ANR TECSAN - VSD-IR Project 2012-2015
The use of voltage-sensitive dyes imaging as a molecular voltmeter contrast agent offers the possibility to explore the cerebral cortex activity in real time with excellent spatial and temporal resolutions. However, despite the remarkable development and progress in the quality and sensitivity of the dyes, this technology is not suitable for in vivo studies without brain surgery. Since the beginning of 2011, we are involved with SANOFI R&D in an ambitious and multidisciplinary project, which primary goal is to develop new voltage sensitive probes for in vivo real time imaging of cortical activity in a non invasive way.
Since almost a century electrical activities of hearth and brain have been visualized by electrocardiography (ECG) or electroencephalogry (EEG). Since three decades, these electrical activities of hearth and brain could also be visualized by fluorescent dyes. The general idea is to change the electrical signal of a cell into an optical signal. For that purpose fluorescent molecules are introduced in the plasma membrane of cells. These fluorescent dyes are lipophilic and localized in the lipidic bilayers of the plasma membrane of the cells. The fluorescent properties of the dyes will be modified with the changes of membrane voltage. These fluorescent dyes sensitive to potential are known under the name of “Voltage Sensitive Dyes” or VSDs. The goal of the present proposal is to develop new VSDs and to use them for visualization of hearth and brain electrical activities in several animal models including non-human primates. The final goal is to develop new non-toxic VSDs which could be use in humans. The first application would be done in the neurosurgery of epileptic foyer with the aim to precisely localize the pathological tissue.
VSDs have already been used with great success in hearth and brain imaging. Electrical maps of the complete intact tissue are obtained. VSDs could also been used to monitor electrical activity of a single neuron and even to follow the action potential in a single axon. Electrophysiological techniques and the optical techniques using VSDs have the same high temporal resolution in the millisecond. The spatial resolution of VSDs is much more superior to classical EEG or ECG recordings. The cellular resolution is achieved with VSDs.
The recent progresses of functional imaging are amazing. VSDs are widely used in animal models by cardiologists and neuroscientists. On the other hand, VSDs are not widely used in the clinics as they are not exempted from toxic effect. One of the first goal of our project is the preparation of VSDs devoid of toxic effect.
The fluorescent excitation emission spectra of the present available VSDs are in the visible.
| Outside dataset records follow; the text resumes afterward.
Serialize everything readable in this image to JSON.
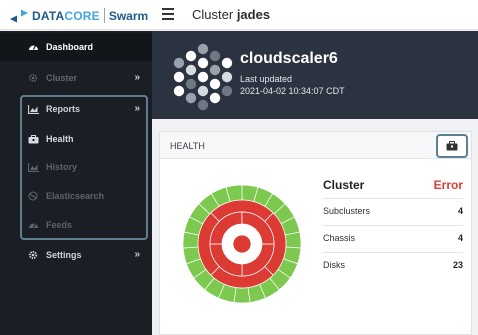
{
  "brand": {
    "name_part1": "DATA",
    "name_part2": "CORE",
    "product": "Swarm",
    "colors": {
      "navy": "#1f5a8a",
      "sky": "#3fa7e0"
    }
  },
  "header": {
    "prefix": "Cluster",
    "cluster_name": "jades"
  },
  "sidebar": {
    "items": [
      {
        "label": "Dashboard",
        "icon": "dashboard-gauge-icon",
        "chevron": ""
      },
      {
        "label": "Cluster",
        "icon": "cluster-gear-icon",
        "chevron": "»"
      },
      {
        "label": "Reports",
        "icon": "reports-chart-icon",
        "chevron": "»"
      },
      {
        "label": "Health",
        "icon": "health-briefcase-icon",
        "chevron": ""
      },
      {
        "label": "History",
        "icon": "history-chart-icon",
        "chevron": ""
      },
      {
        "label": "Elasticsearch",
        "icon": "elasticsearch-icon",
        "chevron": ""
      },
      {
        "label": "Feeds",
        "icon": "feeds-gauge-icon",
        "chevron": ""
      },
      {
        "label": "Settings",
        "icon": "settings-gear-icon",
        "chevron": "»"
      }
    ]
  },
  "hero": {
    "name": "cloudscaler6",
    "updated_label": "Last updated",
    "updated_value": "2021-04-02 10:34:07 CDT"
  },
  "health": {
    "title": "HEALTH",
    "cluster_label": "Cluster",
    "status": "Error",
    "status_color": "#dc3b34",
    "rows": [
      {
        "label": "Subclusters",
        "value": "4"
      },
      {
        "label": "Chassis",
        "value": "4"
      },
      {
        "label": "Disks",
        "value": "23"
      }
    ],
    "ring_colors": {
      "error": "#dc3b34",
      "ok": "#7dc84f"
    }
  }
}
Visible light is absorbed in the tissues and to get enough fluorescent signals, illumination has to be high enough. Strong illumination causes phototoxicity. Preparation of infrared fluorescent compounds should decrease tissue absorption and phototoxicity. One of the main tasks of this proposal is centred on the chemical synthesis of new VSDs with fluorescent properties in the infrared. Already three classes of new VSDs with fluorescent properties in the near infrared have already been synthetized. Several of the fluorescent molecules developed are excited at over 700 nm with emission over 800 nm. This choice of excitation-emission is optimal for use in living blood perfused tissue. The maximum absorption of haemoglobin is between 433 nm and 577 nm. Over 850 nm, water becomes a problem.
The final goal of this proposal is to prepare new VSDs for in vivo functional imaging of electrical activity in humans for cardiology and neurology. Already in the last two years more than ten fluorescent dyes have been synthetized. They belong to three different families. They will be tested in vitro on neuronal cultures in order to select the dyes giving a good electrochromicity i.e. the relation between changes in cellular potential and fluorescent signals. The selected dyes will then be tested in vivo. In cardiology they will be tested in Langendorff-perfused rat and pig hearths and compared with dyes currently used. The selected dyes will also be tested for imaging neocortical activities in response to sensory stimulation in mice and also in non-human primates. If one the selected dyes has passed toxicity and regulatory tests, it will be used in neurosurgical treatment of epileptic seizures. It is expected that the topical application of the VSD on the exposed cortex could help the neurosurgeon in delineating the dysplasic tissue from the healthy one.